So what is chai exactly?
In South Asia, Chai is a generic term referring to any type of tea. Masala chai is Hindi for literally “spiced tea”. Chai tea, as Americans so often say, is “tea tea”, but we dont’ speak Hindi so that’s just a funny linguistic thing. If you visit India (and you definately should!), you will come to one conclusion very quickly – Indians drink a lot of masala chai. It’s served like the English serve tea: during social calls, consumed at breakfast or after lunch. Also expect it whenever you visit a shopkeeper, that is, every shopkeeper. They bring it out steaming on little trays, a friendly smile on their faces, and it’s lovely.
Originally an ayurvedic remedy, masala chai is now consumed with the same fervor with which Americans consume coffee. Everyone has their individual recipes and this one is handed down to me by my mother-in-law. She drinks it every morning before the sun rises, sharing it with her cleaning lady, Gulabi. I’ve made a few modifications of my own, but feel free to experiment with a variety of “warm” spices and quantities. Just make sure to add milk, and if you’re inclined, some type of sugar.
Masala Chai Recipe
- Green Cardamom, about 6-10, crushed on countertop
- 2 Cinnamon Sticks, cracked in half
- Whole Black Pepper, 2 heaping tbsp
- Fennel or Anise, 1 heaping tbsp
- Ginger, fresh, 1 tbsp or so peeled and grated/cut up (I never grate – it’s a hassle with no great benefit. Do not use powder! Also, keeps in the fridge for a few weeks)
- Whole Cloves, 15 (or one or two large pinches)
- Nutmeg, a few shakes
- Earl Grey Tea (or Black Tea Leaves) – use two tea bags per conventional size sauce pan or if loose, 2 tbsp
Note concerning spice usage: when in doubt about quantity, use more. Before you add the Earl Grey Tea, the spice/water mixture should be darkish brown and very concentrated. Although this chai recipe will taste different from the chai you get at a coffee shop, it should never be bland or watery.

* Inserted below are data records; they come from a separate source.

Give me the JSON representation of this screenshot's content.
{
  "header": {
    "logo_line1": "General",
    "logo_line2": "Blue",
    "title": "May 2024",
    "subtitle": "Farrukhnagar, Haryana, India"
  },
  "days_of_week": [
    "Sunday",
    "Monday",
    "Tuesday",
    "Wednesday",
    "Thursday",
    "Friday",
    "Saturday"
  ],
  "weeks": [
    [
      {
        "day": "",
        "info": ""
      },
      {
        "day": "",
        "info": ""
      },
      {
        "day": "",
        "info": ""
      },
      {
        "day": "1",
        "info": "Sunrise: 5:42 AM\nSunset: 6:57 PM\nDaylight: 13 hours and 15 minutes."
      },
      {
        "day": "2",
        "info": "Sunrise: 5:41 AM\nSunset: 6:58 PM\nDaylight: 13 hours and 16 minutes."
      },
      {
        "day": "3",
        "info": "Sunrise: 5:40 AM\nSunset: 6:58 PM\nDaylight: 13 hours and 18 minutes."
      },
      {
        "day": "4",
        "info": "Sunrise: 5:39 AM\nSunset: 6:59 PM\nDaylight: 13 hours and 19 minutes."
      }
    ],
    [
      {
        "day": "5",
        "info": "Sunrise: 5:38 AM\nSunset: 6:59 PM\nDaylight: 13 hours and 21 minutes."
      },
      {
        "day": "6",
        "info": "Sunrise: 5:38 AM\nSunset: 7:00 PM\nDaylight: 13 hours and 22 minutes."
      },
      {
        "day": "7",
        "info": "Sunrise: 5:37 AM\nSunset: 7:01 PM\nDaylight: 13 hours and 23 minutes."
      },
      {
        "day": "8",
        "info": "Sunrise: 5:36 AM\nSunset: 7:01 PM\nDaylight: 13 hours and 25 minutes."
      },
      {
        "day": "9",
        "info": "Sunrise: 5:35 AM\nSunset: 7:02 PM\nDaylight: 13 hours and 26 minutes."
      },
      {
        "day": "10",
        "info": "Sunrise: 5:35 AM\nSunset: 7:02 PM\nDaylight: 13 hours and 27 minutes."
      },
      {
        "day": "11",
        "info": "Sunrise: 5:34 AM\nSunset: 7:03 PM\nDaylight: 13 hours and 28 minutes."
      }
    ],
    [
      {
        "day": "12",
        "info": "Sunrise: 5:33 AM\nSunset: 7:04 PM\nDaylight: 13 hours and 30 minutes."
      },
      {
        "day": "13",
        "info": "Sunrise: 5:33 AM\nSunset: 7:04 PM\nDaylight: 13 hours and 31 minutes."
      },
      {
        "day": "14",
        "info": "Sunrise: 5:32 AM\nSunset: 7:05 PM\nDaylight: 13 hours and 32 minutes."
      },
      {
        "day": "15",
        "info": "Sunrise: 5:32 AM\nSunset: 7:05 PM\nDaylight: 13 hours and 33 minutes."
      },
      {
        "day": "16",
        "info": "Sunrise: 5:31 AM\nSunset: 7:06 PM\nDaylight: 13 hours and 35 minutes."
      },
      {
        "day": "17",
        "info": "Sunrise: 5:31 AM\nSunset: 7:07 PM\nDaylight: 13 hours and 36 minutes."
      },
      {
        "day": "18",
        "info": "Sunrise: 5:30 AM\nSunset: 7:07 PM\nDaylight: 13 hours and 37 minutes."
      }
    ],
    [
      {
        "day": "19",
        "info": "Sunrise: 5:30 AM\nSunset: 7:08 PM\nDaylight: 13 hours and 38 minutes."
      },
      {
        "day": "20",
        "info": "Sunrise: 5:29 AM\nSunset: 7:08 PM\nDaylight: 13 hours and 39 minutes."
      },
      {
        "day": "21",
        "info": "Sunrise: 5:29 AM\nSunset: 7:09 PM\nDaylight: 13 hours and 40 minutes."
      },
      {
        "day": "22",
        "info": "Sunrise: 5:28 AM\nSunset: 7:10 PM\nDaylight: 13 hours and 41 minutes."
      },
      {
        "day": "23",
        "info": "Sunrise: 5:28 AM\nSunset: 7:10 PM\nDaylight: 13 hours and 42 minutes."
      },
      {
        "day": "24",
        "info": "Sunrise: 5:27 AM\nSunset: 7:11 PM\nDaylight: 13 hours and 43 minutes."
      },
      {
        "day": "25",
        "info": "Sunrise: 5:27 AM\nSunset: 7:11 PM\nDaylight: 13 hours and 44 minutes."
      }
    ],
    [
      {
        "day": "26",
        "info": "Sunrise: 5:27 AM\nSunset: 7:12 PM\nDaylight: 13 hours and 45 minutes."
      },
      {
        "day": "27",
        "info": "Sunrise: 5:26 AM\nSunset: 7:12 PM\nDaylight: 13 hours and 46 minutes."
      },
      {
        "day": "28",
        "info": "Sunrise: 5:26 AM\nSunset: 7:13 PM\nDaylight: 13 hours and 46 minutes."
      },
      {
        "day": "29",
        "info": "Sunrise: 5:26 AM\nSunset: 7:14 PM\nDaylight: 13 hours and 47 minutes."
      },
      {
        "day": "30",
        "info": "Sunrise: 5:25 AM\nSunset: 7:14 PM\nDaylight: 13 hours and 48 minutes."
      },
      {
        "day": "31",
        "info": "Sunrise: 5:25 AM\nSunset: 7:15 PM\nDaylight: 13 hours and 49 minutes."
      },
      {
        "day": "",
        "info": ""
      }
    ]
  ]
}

Directions: Fill sauce pan close to brim with water. Boil spices without the tea until you get a thick concentrate, ususally 1/3 to 1/2 reduced. You want the cinnamon sticks and cardamom to open. Take off heat. Steep Earl Grey tea or black tea in spice concentrate for a few minutes. About using Earl Grey: I prefer the slight undertone of bergamot and also find that Earl Grey has a less astringent taste than other black teas. It give the masala chai a smoother finish instead of overpowering the spice with a slightly bitter aftertaste. Note: do not cheat and use powdered versions of the spices. The only exception is nutmeg, if you don’t have the time nor inclination to grate it.
Add milk and sugar and enjoy! Depending on how much milk you prefer, the chai should be a cappucinno type color or lighter, like this.